In this compilation WSB newsfilm clip from Americus, Georgia, on July 29, 1965, segregationist gubernatorial candidate Lester Maddox speaks to a white audience; WSB newsman Tom Brokaw interviews Americus mayor T. Griffin Walker; and African Americans protest segregation. The clip begins with Georgia State Highway patrolmen in raincoats standing under a tree and watching a group of students, primarily African American, as they demonstrate by singing and dancing in the rain. Next, African Americans lead a white student wearing a blood-stained shirt from a building as he holds a rag to his mouth (possibly Student Nonviolent Coordinating Committee (SNCC) member Ralph Allen). As he gets in a car driven by an African American student, a large tear in his shirt becomes visible. After a break in the clip, a white crowd gathered in a recreation facility listens to Atlanta-based segregationist and gubernatorial candidate Lester Maddox. Maddox outlines his priorities, which include private property rights, states' rights in constitutional government, and "to run the 'renegades' out of high places in the state of Georgia and in the nation's capital." Next, state troopers stand around patrol cars in a parking lot, after which Mayor Walker answers reporter Tom Brokaw's question about a possible curfew. Although Walker explains that the city council does not feel the current racial situation requires a curfew, he does ask all citizens to refrain from congregating in groups, and to avoid the streets at night. Following the exchange between Walker and Brokaw, African Americans march two-by-two, as they carry picket signs with the following slogans: "I don't want to keep my money but you are keeping my rights;" "Help us to destroy the walls of segregation;" "Until Negroes are free, let's not buy in Americus;" and "We have an illegal justice of the peace." The last sign refers to a disagreement over a special election for Justice of the Peace held July 20 in which four African American women, including Mary Kate Bell, a candidate for the office, were arrested for standing in the "white" line. Four white women and a white man stand near the Sumter County Courthouse and watch the demonstrators; troopers also watch the protesters as they march down the street. The protesters gather around a car and listen to Southern Christian Leadership Conference (SCLC) worker Willie Bolden, as he expresses sympathy for Andrew Whatley, a twenty-one-year-old white Americus native who was killed on July 28 by a shot from a car driven by African Americans. Bolden also expresses concern about the continuing violence and racial tension in Americus; he informs his audience and the city council of scheduled demonstrations later in the day at 6 pm and at 10 pm, the latter of which will last all night. Next, Mary Kate Bell, Gloria Wise, Lena Turner, and Mamie Campbell, the women arrested for trying to integrate the election on July 20, sit in a room and appear to answer questions. Mary Kate Bell was the first African American woman candidate in a Sumter County election. On July 30, federal judge W. A. Bootle ordered the release of the four women and the termination of segregated elections in Sumter County. Finally, officers watch as demonstrators in a protest march follow behind three cars. They walk beside the marchers as they go down the street, past a Kwik-Chek store, and the Sumter County Courthouse. The clip ends with a repeat of scenes from a mass meeting held at Shiloh Baptist Church in Albany, Georgia, where members of the crowd clap their hands and chant "Freedom!" [clip 41649]

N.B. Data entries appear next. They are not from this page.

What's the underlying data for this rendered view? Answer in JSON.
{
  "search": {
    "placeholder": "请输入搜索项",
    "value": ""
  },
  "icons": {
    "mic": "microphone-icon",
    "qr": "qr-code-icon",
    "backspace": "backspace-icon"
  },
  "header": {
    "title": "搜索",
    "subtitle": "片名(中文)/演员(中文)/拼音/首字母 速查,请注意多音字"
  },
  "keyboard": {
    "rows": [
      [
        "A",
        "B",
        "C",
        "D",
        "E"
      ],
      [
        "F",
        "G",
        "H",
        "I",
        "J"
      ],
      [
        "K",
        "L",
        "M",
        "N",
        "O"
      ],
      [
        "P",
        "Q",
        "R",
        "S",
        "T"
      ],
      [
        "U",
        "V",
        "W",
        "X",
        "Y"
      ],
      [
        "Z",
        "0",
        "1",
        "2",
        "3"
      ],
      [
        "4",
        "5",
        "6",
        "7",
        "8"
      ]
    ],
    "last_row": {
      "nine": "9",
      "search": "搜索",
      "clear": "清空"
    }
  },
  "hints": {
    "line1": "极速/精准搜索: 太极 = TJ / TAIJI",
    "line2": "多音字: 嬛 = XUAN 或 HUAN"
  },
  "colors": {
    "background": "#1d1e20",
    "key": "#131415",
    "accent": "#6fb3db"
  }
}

Title supplied by cataloger.
The Civil Rights Digital Library received support from a National Leadership Grant for Libraries awarded to the University of Georgia by the Institute of Museum and Library Services for digital conversion and description of the WSB-TV Newsfilm Collection.
Local identification number: Clip number: wsbn41882